KANJORSKI: The truth of the matter is very few members get an opportunity to do much on Financial Services unless they're there at least three or four terms â¦ I wrote half the (Wall Street reform) bill â¦ It was killing me up here because you folks had no appreciation for how important that was historically â¦ If you look at the Kanjorski amendment, I framed that over an entire year â¦ That goes back to the question: why did you run (last year)?
TIMES-SHAMROCK NEWSPAPERS: So why did you run?

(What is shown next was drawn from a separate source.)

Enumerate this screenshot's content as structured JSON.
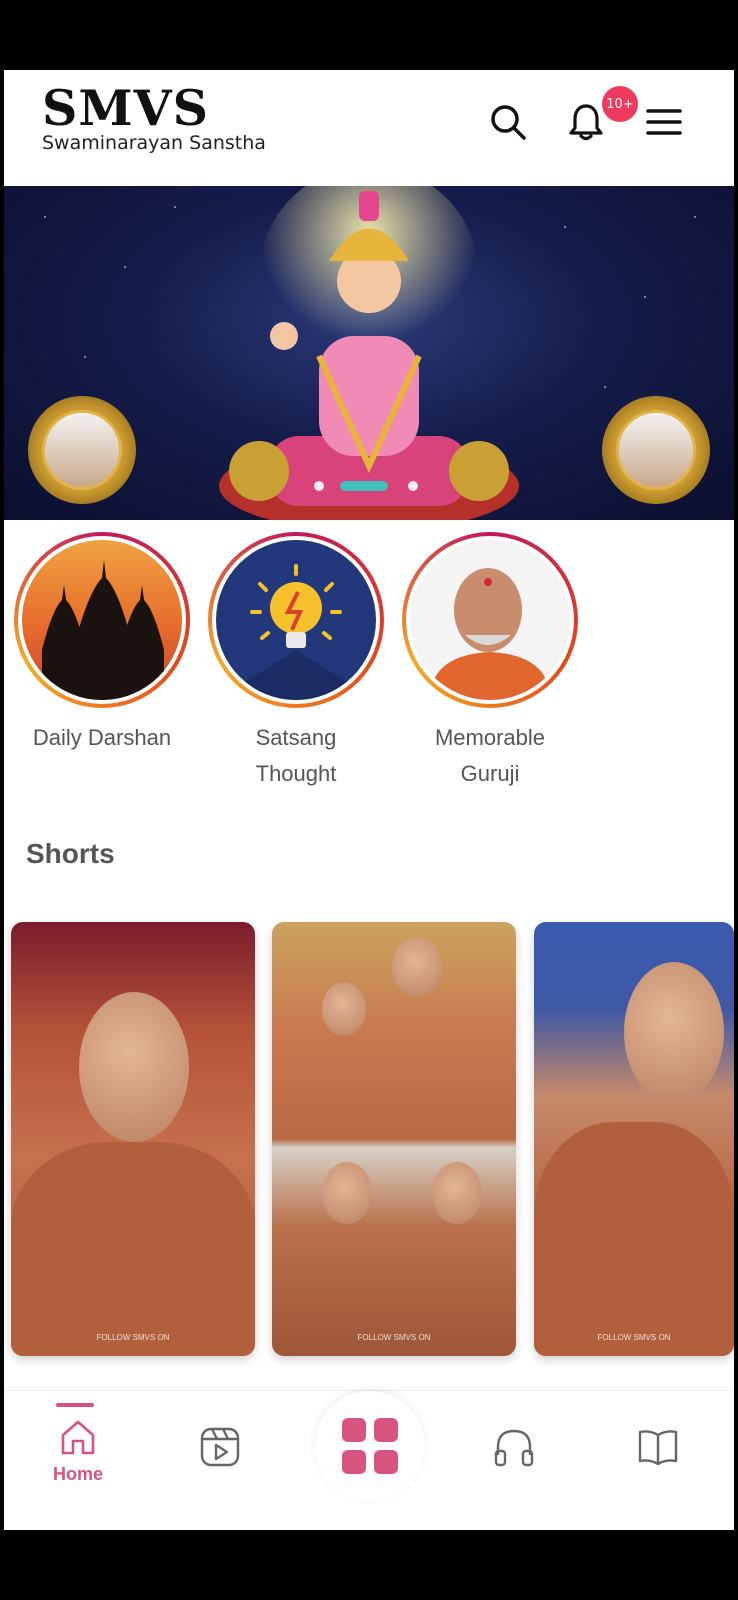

KANJORSKI: I ran because I recognized that if I had announced that I was not going to run, I would immediately become a lame duck, and I could not participate in ushering through the half of the (financial services) reform bill that I wrote. â¦ There wasn't a question that if I wanted to see this legislation through to a strong position, I had to put myself on the line to do it. I did it. It's no heroic thing, but I could have just as easily walked away. I could have taken a job on Wall Street for millions. I was their greatest scourge, for Christ's sake. I was the guy that stuck my both thumbs in all of their eyes. There were guys like (JPMorgan Chase & Co. chairman) Jamie Dimon, they'll never forget me â¦ He's probably considered the most powerful banker in the world and I took his ass on and I defeated him. Not openly, nobody in the public knew. This is only my opinion that I defeated him â¦ He tried to lead a cause to stop the Kanjorski amendment and the Volcker rule of incredible proportions. The only thing is they miscalculated how to handle it and I had out-thought them a year in advance. I got prepared, I put it together. And quite frankly, I did a magnificent job. That's why I didn't want to give it up â¦ If implemented as I would like to see it implemented, it will have as strong an impact on the world financial markets as anything we've ever done in the country.

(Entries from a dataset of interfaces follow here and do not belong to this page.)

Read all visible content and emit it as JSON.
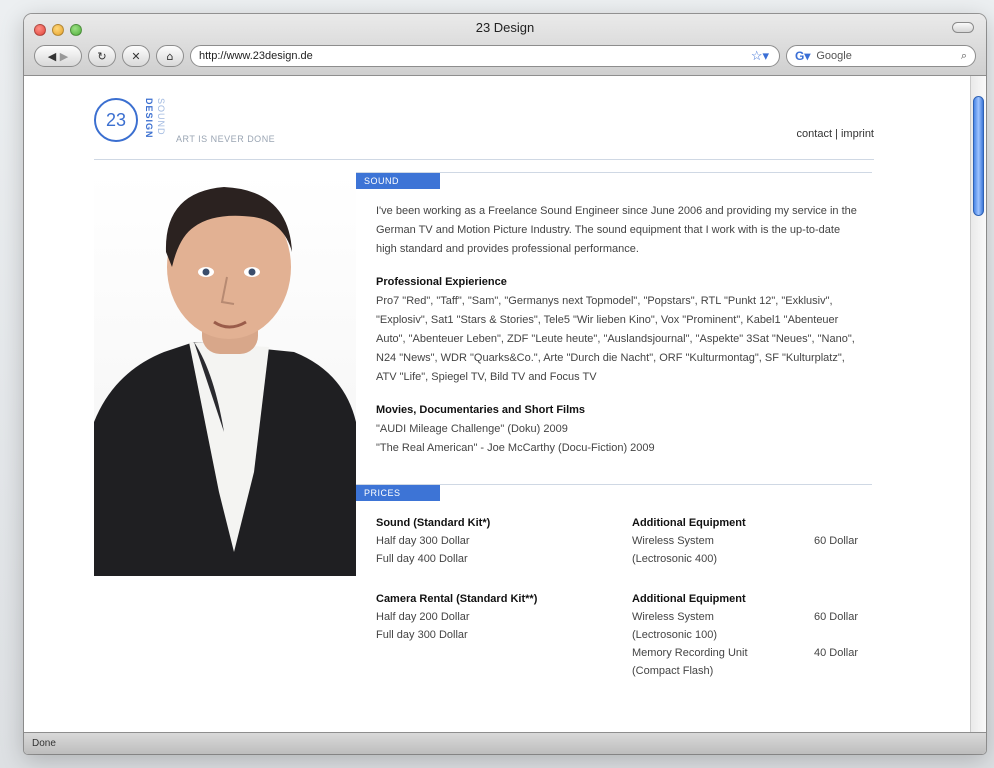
{
  "window": {
    "title": "23 Design",
    "url": "http://www.23design.de",
    "search_placeholder": "Google",
    "status": "Done"
  },
  "header": {
    "logo_number": "23",
    "logo_vertical_1": "DESIGN",
    "logo_vertical_2": "SOUND",
    "tagline": "ART IS NEVER DONE",
    "nav_contact": "contact",
    "nav_separator": "|",
    "nav_imprint": "imprint"
  },
  "sound": {
    "tab": "SOUND",
    "intro": "I've been working as a Freelance Sound Engineer since June 2006 and providing my service in the German TV and Motion Picture Industry. The sound equipment that I work with is the up-to-date high standard and provides professional performance.",
    "experience_heading": "Professional Expierience",
    "experience_text": "Pro7 \"Red\", \"Taff\", \"Sam\", \"Germanys next Topmodel\", \"Popstars\", RTL \"Punkt 12\", \"Exklusiv\", \"Explosiv\", Sat1 \"Stars & Stories\", Tele5 \"Wir lieben Kino\", Vox \"Prominent\", Kabel1 \"Abenteuer Auto\", \"Abenteuer Leben\", ZDF \"Leute heute\", \"Auslandsjournal\", \"Aspekte\" 3Sat \"Neues\", \"Nano\", N24 \"News\", WDR \"Quarks&Co.\", Arte \"Durch die Nacht\", ORF \"Kulturmontag\", SF \"Kulturplatz\", ATV \"Life\", Spiegel TV, Bild TV and Focus TV",
    "movies_heading": "Movies, Documentaries and Short Films",
    "movies": [
      "\"AUDI Mileage Challenge\" (Doku) 2009",
      "\"The Real American\" - Joe McCarthy (Docu-Fiction) 2009"
    ]
  },
  "prices": {
    "tab": "PRICES",
    "left": [
      {
        "heading": "Sound (Standard Kit*)",
        "lines": [
          "Half day 300 Dollar",
          "Full day 400 Dollar"
        ]
      },
      {
        "heading": "Camera Rental (Standard Kit**)",
        "lines": [
          "Half day 200 Dollar",
          "Full day 300 Dollar"
        ]
      }
    ],
    "right": [
      {
        "heading": "Additional Equipment",
        "rows": [
          {
            "label": "Wireless System (Lectrosonic 400)",
            "price": "60 Dollar"
          }
        ]
      },
      {
        "heading": "Additional Equipment",
        "rows": [
          {
            "label": "Wireless System (Lectrosonic 100)",
            "price": "60 Dollar"
          },
          {
            "label": "Memory Recording Unit (Compact Flash)",
            "price": "40 Dollar"
          }
        ]
      }
    ]
  },
  "colors": {
    "accent": "#3d74d6",
    "scroll_thumb": "#4a86e6"
  },
  "icons": [
    "back-icon",
    "forward-icon",
    "reload-icon",
    "stop-icon",
    "home-icon",
    "bookmark-star-icon",
    "search-icon"
  ]
}
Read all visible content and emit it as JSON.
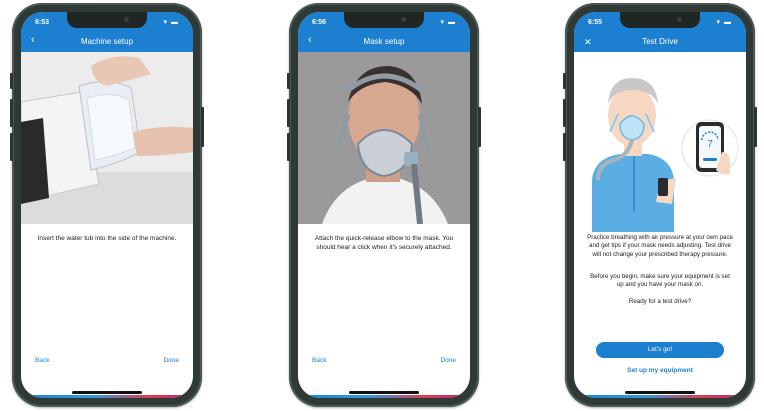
{
  "phones": [
    {
      "time": "6:53",
      "status_icons": "▾ ▬",
      "nav_icon": "‹",
      "title": "Machine setup",
      "instruction": "Insert the water tub into the side of the machine.",
      "back_label": "Back",
      "done_label": "Done"
    },
    {
      "time": "6:56",
      "status_icons": "▾ ▬",
      "nav_icon": "‹",
      "title": "Mask setup",
      "instruction": "Attach the quick-release elbow to the mask. You should hear a click when it's securely attached.",
      "back_label": "Back",
      "done_label": "Done"
    },
    {
      "time": "6:55",
      "status_icons": "▾ ▬",
      "nav_icon": "✕",
      "title": "Test Drive",
      "paragraph1": "Practice breathing with air pressure at your own pace and get tips if your mask needs adjusting. Test drive will not change your prescribed therapy pressure.",
      "paragraph2": "Before you begin, make sure your equipment is set up and you have your mask on.",
      "paragraph3": "Ready for a test drive?",
      "primary_button": "Let's go!",
      "secondary_link": "Set up my equipment",
      "device_reading": "7"
    }
  ],
  "colors": {
    "brand_blue": "#1c7fcf",
    "phone_frame": "#2f3a36"
  }
}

TIMES-SHAMROCK NEWSPAPERS: What are you going to do next?
KANJORSKI: Well, actually, we're analyzing it â¦ I have no need or desire to make a lot of money â¦ I intend to speak and I've had several requests. I've had four or five law firms (all outside the area) come in and discuss how I could join them, work on their things â¦ I want to do a smattering of things â¦ I've talked to several educational institutions. They'd like me to think about doing graduate courses. Locally, Philadelphia â¦ I think I could be very effective in developing a support base to make sure we implement the (Wall Street) reform bill. I could spend some time writing on that, speaking on that and testifying on it.
What the heck is a "Sugar Notch"? I can imagine but maybe someone from this area can enlighten us...?
Sugar Notch is a small town near Wilkes Barre Pa.
Sugar Notch is a smakk town located in his district.
Gees typing in the dark
My family is from Duryea, PA. What a depressing place. If Kanjo was the representative, it would be even more depressing.
Best thing about Duryea WAS the Topps Card Company that has relocated(outsourced) to Mexico .I remember the smell of bubble gum when driving by the place.Many locals made a lot of $$$ dumpster diving at that plant .
Most of the article is patting himself on the back for pork. It’s really sickening that these schmucks determine how successful their terms in Congress were based on how much taxpayer pork they managed to legally steal and bring home to their district. Until that is no longer the yardstick they measure success by we’ll never fix that sinkhole in D.C.
It’s a small borough near his hometown of Nanticoke.
You need one of these: http://amzn.to/4QBZDX
Personally, I think Hop Bottom (PA) beats the name Sugar Notch.
Mosic is in that area.